Sawyer Bogdan/980 CFPL
At least 80 people gathered in downtown London, Ont., on Friday afternoon as another show of solidarity with the Wet’suwet’en hereditary chiefs and their supporters, including protesters in Tyendinaga Mohawk Territory, near Belleville.
The Wet’suwet’en hereditary chiefs and their supporters are trying to stop construction of a massive natural gas pipeline through their traditional territory in British Columbia. Ontario Provincial Police arrested 10 people on Monday at a solidarity railway blockade in Tyendinaga, though new blockades were set up soon after.
The London event, dubbed ‘Emergency Action in Solidarity with Tyendinaga + Wet’suwet’en,’ was organized by Idle No More – London, Red Warriors, and Climate Justice London and began at 2 p.m. Friday in Victoria Park.
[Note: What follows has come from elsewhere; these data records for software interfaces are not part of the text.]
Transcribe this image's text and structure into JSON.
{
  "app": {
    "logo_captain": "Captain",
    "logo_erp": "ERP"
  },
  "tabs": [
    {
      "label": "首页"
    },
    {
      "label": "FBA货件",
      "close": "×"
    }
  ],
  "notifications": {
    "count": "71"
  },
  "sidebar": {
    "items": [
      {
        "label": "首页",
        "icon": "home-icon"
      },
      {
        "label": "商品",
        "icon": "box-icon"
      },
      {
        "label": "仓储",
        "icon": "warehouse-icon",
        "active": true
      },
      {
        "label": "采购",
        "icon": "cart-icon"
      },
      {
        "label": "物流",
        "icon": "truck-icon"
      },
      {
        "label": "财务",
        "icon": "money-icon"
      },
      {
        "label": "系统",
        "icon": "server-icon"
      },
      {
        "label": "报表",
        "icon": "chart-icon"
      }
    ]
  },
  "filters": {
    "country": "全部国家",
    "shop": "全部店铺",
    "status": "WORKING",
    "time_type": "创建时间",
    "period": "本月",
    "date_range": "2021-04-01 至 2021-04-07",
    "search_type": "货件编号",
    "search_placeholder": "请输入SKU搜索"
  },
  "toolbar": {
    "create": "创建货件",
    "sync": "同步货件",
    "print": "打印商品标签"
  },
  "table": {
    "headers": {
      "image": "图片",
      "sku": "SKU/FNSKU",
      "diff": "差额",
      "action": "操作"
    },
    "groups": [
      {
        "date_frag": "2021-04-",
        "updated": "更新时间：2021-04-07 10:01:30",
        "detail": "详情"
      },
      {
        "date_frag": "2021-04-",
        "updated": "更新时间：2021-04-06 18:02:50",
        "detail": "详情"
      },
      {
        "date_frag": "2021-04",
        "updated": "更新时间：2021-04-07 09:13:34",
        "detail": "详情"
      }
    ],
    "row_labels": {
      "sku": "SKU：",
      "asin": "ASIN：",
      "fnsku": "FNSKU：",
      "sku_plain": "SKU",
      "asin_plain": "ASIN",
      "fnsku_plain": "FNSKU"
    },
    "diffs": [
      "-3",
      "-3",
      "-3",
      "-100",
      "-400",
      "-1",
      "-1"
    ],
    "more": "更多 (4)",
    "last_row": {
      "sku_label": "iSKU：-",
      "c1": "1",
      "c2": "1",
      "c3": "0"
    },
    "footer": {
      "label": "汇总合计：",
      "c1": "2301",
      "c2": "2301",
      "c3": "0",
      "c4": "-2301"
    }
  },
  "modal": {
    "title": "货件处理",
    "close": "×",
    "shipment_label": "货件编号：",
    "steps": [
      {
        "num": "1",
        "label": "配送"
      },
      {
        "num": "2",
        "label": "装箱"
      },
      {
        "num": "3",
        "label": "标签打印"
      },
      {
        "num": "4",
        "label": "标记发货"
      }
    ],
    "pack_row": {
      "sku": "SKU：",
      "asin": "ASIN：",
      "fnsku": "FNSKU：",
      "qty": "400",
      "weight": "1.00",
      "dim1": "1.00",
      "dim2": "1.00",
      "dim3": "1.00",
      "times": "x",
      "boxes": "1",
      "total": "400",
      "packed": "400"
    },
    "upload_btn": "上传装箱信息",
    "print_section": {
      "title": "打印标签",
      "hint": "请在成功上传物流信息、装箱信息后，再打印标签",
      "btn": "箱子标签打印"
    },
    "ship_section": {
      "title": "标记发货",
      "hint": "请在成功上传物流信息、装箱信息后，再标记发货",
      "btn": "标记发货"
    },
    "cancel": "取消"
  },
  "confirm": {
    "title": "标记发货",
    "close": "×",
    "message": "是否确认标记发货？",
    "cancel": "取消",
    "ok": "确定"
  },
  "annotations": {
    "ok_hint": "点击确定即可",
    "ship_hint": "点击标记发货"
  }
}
At roughly 2:30 p.m., they began marching north on Richmond Street before stopping at the train tracks south of Oxford Street. The march resumed soon after with protesters making their way to the tracks on Waterloo Street, near Pall Mall Street just after 3 p.m. Friday.
“We want Canada and Canadian citizens to be aware of the situation that happening and one of the ways to do that is to set up blockade at a rail station or a walking protest,” said Biinbigay Gizhig, who spoke at the rally.
London police issued a release soon after, asking motorists to avoid the area and to expect delays throughout the downtown.
“Our objective is to maintain the safe flow of traffic and, when delays occur, restore traffic flow in the safest manner possible in those areas.”